Some handguns allow the hammer to be cocked back, this usually reduces the trigger pull weight. Handguns designed for competition marksmanship can have very low trigger pull weight, 3 pounds or less. These are not recommended for self-defense as they are too sensitive. 

It is highly unlikely a young child is going to be able to pull a 13 pound trigger, but 3 pounds is within their capability.


Handguns are manufactured with different kinds of safeties. Some handguns come from the manufacturer with no safety mechanism, but can be added before sale or by a professional gunsmith. 

There are several different types of safeties which all try to prevent accidental discharge.

Most people are familiar with the manual safety. This is usually a switch, button or lever which can be set to a “safe” position. Another commonly employed safety feature is a grip safety. This is a lever on the back of the grip that must be depressed before the weapon can be fired. Except in the case of very small handguns, a child’s hand will be to small to be able to reach the trigger and grip safety lever at the same time.

At Home

Inside the home, keeping the children away from guns is a far simpler matter. Gun safes will keep your weapons safe, both from accidental misuse by children, and from theft by burglars.

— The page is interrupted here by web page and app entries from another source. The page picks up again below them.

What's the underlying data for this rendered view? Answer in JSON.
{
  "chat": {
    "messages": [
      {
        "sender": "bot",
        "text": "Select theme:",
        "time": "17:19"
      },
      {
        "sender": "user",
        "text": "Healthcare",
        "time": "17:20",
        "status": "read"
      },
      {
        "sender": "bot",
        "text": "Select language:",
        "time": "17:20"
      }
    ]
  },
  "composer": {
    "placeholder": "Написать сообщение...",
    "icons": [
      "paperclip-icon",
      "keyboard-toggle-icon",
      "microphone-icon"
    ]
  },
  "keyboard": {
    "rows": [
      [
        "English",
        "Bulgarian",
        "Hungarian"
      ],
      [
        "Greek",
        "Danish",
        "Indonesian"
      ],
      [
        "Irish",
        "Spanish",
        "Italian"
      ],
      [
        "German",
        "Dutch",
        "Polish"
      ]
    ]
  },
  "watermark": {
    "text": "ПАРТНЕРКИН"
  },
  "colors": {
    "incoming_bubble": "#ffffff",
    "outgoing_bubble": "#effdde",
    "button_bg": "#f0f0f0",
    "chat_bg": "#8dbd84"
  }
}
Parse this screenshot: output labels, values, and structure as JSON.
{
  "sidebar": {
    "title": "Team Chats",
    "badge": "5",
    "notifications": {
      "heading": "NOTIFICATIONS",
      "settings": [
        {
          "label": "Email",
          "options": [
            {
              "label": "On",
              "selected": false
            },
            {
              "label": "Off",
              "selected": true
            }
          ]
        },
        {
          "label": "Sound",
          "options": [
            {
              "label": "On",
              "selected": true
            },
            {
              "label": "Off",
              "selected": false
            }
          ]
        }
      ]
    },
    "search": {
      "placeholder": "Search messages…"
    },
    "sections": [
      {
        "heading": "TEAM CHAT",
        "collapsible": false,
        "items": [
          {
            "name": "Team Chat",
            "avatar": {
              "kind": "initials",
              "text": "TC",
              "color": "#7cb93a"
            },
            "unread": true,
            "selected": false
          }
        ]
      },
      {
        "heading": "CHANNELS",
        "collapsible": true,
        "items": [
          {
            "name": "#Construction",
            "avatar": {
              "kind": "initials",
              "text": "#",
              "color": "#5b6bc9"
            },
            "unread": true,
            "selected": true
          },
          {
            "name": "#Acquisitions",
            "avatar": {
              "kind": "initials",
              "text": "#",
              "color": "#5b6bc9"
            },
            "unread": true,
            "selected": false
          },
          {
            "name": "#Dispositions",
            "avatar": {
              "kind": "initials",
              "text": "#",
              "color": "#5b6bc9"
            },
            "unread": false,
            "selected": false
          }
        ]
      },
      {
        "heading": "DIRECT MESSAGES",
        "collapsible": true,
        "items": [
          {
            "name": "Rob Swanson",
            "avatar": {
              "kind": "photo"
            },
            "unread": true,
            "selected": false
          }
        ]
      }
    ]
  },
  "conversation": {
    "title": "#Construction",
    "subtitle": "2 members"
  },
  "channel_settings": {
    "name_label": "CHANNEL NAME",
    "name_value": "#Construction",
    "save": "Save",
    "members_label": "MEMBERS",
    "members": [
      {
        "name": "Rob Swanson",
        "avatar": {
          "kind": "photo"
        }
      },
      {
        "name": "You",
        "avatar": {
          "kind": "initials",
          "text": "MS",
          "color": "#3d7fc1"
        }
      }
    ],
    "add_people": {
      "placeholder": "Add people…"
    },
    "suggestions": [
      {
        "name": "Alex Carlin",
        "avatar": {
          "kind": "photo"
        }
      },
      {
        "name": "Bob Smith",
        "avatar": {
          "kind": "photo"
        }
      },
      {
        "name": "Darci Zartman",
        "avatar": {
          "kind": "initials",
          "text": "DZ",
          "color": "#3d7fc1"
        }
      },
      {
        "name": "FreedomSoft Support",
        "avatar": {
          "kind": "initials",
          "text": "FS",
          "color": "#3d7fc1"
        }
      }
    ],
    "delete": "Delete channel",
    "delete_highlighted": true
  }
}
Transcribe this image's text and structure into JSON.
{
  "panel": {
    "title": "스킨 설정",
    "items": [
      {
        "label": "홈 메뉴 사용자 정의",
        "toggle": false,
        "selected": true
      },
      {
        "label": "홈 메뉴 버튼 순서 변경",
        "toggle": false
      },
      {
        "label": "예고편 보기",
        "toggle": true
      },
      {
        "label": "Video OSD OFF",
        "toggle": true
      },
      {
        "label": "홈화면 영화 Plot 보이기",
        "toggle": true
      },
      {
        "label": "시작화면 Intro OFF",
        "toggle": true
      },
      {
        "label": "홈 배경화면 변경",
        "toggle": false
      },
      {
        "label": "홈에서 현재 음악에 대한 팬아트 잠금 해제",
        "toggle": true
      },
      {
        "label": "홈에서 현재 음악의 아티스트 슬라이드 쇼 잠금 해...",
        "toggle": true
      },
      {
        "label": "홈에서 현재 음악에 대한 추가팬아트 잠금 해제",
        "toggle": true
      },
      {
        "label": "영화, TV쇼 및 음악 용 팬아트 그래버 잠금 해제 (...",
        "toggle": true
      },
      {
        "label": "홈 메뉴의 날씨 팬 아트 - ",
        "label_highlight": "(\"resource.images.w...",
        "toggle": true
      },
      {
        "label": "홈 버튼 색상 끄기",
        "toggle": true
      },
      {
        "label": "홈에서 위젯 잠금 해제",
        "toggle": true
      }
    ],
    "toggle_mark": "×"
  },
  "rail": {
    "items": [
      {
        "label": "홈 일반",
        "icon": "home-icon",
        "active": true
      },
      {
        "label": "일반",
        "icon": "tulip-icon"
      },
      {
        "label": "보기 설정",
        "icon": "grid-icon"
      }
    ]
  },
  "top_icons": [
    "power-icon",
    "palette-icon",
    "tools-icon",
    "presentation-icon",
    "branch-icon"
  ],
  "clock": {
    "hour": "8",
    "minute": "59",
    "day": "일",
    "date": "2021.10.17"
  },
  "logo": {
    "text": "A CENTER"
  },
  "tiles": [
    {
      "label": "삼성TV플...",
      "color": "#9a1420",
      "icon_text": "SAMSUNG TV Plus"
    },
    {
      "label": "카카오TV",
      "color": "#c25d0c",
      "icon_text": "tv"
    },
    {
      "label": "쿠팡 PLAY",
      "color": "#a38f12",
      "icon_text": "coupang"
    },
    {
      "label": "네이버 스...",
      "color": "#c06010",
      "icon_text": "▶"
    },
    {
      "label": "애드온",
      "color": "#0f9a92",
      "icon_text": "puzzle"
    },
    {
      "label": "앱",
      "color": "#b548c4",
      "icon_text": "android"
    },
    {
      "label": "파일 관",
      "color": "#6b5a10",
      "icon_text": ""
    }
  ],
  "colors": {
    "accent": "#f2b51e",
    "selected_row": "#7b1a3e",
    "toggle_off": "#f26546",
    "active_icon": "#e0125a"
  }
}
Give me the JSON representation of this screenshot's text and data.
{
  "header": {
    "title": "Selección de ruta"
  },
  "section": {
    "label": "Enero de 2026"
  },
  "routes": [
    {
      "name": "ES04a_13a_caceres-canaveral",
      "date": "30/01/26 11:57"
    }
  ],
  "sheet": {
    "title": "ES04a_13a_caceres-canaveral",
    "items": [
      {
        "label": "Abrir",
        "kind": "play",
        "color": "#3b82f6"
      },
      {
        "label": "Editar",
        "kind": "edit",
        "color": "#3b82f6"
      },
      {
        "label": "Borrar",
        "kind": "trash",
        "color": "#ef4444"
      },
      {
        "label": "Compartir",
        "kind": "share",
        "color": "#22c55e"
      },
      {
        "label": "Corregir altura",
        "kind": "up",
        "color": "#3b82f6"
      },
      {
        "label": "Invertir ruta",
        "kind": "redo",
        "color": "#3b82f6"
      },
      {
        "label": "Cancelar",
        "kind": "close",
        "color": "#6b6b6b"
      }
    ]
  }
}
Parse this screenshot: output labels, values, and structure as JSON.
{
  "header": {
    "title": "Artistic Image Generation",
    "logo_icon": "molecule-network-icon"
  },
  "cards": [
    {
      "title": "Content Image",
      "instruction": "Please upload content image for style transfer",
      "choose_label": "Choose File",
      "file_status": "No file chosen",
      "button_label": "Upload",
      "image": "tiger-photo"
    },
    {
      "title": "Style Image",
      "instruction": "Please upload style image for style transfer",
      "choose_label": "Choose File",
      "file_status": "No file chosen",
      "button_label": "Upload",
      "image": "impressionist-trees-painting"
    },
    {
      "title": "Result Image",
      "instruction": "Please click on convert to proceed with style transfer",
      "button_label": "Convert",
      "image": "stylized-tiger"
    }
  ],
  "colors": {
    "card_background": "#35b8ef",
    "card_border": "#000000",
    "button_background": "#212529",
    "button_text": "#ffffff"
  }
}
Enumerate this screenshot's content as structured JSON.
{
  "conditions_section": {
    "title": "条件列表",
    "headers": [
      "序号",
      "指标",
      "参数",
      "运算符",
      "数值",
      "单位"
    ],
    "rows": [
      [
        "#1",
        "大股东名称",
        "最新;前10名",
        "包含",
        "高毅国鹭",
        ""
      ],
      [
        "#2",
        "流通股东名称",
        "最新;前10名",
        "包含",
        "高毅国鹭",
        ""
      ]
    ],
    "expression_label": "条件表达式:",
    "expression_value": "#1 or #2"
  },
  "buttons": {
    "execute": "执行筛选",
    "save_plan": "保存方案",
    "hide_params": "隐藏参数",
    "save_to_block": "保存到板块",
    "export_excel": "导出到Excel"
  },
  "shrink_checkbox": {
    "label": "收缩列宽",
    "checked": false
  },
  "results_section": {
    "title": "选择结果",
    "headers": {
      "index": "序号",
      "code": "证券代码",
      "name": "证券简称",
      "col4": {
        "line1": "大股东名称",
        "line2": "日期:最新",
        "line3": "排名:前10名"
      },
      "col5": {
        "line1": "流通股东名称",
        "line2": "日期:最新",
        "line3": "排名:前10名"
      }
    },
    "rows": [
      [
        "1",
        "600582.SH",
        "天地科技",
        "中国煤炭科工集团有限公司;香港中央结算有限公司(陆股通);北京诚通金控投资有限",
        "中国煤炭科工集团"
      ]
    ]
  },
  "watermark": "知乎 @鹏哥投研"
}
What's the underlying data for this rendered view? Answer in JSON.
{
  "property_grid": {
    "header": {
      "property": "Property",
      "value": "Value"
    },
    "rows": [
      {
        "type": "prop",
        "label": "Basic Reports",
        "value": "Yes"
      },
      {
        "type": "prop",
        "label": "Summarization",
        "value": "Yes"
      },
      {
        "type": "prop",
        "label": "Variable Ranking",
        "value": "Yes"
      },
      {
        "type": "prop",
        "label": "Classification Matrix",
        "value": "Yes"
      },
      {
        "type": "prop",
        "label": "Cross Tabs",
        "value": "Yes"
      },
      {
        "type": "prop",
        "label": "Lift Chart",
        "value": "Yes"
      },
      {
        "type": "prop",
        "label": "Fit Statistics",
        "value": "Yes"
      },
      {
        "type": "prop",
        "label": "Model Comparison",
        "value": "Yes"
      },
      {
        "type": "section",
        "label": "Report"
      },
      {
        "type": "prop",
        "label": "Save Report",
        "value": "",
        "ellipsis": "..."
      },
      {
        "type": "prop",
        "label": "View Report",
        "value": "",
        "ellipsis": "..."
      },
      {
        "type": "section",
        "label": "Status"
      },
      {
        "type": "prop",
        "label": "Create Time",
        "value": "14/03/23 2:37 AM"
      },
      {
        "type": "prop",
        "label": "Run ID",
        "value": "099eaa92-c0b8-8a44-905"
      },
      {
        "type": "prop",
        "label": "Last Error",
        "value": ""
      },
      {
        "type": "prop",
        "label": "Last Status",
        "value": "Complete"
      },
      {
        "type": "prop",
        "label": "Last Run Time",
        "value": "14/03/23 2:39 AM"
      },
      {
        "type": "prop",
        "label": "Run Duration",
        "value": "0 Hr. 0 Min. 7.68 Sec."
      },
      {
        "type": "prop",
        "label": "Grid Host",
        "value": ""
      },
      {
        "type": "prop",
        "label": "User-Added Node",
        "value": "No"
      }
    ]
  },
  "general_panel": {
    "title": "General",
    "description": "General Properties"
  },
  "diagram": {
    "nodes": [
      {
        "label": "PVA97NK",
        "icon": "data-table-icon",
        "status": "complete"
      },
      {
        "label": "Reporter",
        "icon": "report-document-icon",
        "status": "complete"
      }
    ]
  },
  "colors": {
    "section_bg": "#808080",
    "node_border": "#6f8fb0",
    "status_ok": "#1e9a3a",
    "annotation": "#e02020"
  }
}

Gun safes can be expensive, a cheaper gun safety item is the trigger lock. These can be key or combination operated and start at under $20. Some trigger locks are not recommended for all weapons, contact a gun expert before entrusting your family’s safety to a trigger lock.